#### EXERCISE MATERIALS
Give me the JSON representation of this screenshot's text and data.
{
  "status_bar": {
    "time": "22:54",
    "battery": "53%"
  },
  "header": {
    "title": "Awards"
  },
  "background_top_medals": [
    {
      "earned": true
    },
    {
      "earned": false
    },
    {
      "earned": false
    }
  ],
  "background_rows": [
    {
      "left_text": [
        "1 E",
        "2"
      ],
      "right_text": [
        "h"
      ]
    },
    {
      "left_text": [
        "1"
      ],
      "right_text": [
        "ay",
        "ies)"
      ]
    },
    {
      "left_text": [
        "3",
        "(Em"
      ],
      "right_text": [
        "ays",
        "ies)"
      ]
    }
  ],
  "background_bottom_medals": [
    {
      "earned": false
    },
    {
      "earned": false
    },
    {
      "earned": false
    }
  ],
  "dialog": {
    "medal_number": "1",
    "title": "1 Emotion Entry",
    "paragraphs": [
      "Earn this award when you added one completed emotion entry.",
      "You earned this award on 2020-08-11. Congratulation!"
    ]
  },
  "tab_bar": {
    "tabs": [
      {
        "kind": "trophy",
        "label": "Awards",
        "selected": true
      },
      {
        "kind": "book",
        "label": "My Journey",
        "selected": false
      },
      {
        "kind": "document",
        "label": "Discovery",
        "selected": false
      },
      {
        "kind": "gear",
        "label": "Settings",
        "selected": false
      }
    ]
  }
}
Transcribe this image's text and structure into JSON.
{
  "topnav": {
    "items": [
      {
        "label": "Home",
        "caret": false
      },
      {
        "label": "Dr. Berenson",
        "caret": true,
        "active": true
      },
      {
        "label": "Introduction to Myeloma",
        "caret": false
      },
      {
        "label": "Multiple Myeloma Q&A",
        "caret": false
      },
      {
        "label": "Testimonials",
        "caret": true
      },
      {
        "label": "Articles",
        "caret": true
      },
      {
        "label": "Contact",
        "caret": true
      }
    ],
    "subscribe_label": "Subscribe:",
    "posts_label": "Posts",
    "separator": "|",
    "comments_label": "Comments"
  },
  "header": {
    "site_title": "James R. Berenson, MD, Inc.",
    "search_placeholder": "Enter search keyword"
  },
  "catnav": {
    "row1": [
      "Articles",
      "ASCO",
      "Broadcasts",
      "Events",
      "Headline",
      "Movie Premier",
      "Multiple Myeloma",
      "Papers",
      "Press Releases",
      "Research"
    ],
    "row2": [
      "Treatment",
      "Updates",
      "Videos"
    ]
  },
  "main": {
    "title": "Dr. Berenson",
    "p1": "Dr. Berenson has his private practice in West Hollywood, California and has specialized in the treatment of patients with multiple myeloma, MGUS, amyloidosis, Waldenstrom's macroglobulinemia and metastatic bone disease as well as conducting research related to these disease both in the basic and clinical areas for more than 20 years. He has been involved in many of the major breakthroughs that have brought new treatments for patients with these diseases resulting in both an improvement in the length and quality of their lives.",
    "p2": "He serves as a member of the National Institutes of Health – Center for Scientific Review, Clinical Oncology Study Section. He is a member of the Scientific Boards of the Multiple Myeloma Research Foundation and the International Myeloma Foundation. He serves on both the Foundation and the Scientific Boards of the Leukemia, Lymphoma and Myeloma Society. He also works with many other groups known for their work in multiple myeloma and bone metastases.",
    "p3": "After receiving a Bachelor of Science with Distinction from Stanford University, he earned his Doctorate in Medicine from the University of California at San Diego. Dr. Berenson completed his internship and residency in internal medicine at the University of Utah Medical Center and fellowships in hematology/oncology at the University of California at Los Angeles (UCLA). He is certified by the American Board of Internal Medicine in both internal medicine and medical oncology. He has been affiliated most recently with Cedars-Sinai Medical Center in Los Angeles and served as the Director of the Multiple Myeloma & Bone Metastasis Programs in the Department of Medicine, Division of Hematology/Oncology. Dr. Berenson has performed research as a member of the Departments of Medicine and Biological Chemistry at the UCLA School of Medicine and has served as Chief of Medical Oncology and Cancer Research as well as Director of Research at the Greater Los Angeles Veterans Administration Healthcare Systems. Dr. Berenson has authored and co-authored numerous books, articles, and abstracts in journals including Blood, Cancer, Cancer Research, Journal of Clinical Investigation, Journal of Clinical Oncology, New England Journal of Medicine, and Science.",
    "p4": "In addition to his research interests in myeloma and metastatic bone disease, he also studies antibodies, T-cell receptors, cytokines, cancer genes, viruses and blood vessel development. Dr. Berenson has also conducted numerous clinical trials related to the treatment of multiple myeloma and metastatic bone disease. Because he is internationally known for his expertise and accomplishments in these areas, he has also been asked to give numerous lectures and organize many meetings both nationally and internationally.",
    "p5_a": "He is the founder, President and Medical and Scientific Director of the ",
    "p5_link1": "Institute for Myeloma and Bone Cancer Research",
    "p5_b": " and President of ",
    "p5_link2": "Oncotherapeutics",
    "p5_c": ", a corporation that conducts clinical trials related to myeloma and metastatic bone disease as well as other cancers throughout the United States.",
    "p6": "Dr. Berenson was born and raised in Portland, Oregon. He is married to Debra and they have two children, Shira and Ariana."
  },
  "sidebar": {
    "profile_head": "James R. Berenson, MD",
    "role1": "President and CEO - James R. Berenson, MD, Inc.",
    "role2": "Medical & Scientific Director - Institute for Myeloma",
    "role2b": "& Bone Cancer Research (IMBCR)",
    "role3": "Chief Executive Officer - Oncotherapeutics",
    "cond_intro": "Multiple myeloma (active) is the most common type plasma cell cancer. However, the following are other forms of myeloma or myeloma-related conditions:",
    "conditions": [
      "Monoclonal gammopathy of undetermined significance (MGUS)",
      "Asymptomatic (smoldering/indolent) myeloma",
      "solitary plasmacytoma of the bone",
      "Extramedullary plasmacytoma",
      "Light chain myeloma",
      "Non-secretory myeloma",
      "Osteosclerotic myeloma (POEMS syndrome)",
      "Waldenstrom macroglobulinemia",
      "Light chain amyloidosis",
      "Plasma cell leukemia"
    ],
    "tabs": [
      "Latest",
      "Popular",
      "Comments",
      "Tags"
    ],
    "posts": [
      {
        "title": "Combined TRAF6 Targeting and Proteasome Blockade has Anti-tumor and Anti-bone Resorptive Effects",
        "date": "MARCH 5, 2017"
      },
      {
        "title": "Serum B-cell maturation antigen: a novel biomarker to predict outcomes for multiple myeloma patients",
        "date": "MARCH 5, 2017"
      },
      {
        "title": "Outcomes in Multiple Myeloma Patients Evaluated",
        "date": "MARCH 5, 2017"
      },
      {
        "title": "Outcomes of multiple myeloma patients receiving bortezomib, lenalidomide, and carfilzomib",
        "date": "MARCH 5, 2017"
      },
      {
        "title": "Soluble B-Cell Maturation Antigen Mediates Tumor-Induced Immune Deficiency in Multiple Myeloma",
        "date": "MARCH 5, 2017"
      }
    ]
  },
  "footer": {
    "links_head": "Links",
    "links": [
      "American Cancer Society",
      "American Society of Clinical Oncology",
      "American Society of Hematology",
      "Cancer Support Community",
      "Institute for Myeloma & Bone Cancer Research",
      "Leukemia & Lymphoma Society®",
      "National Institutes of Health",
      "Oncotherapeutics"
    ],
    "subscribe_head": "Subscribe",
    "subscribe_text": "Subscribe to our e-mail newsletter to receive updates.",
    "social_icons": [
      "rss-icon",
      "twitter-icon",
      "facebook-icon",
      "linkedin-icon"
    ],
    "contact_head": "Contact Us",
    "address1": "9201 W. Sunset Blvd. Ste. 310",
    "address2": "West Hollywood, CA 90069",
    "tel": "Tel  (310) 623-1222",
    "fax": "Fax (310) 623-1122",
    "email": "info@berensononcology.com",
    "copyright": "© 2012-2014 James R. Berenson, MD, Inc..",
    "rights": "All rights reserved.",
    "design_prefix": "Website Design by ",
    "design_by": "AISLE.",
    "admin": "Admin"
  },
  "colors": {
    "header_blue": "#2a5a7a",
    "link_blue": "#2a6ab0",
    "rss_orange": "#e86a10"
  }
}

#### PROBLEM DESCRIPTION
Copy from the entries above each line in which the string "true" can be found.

#### WRITTEN REPLY
      "earned": true
        "selected": true
        "caret": true,
        "active": true
        "caret": true
        "caret": true
        "caret": true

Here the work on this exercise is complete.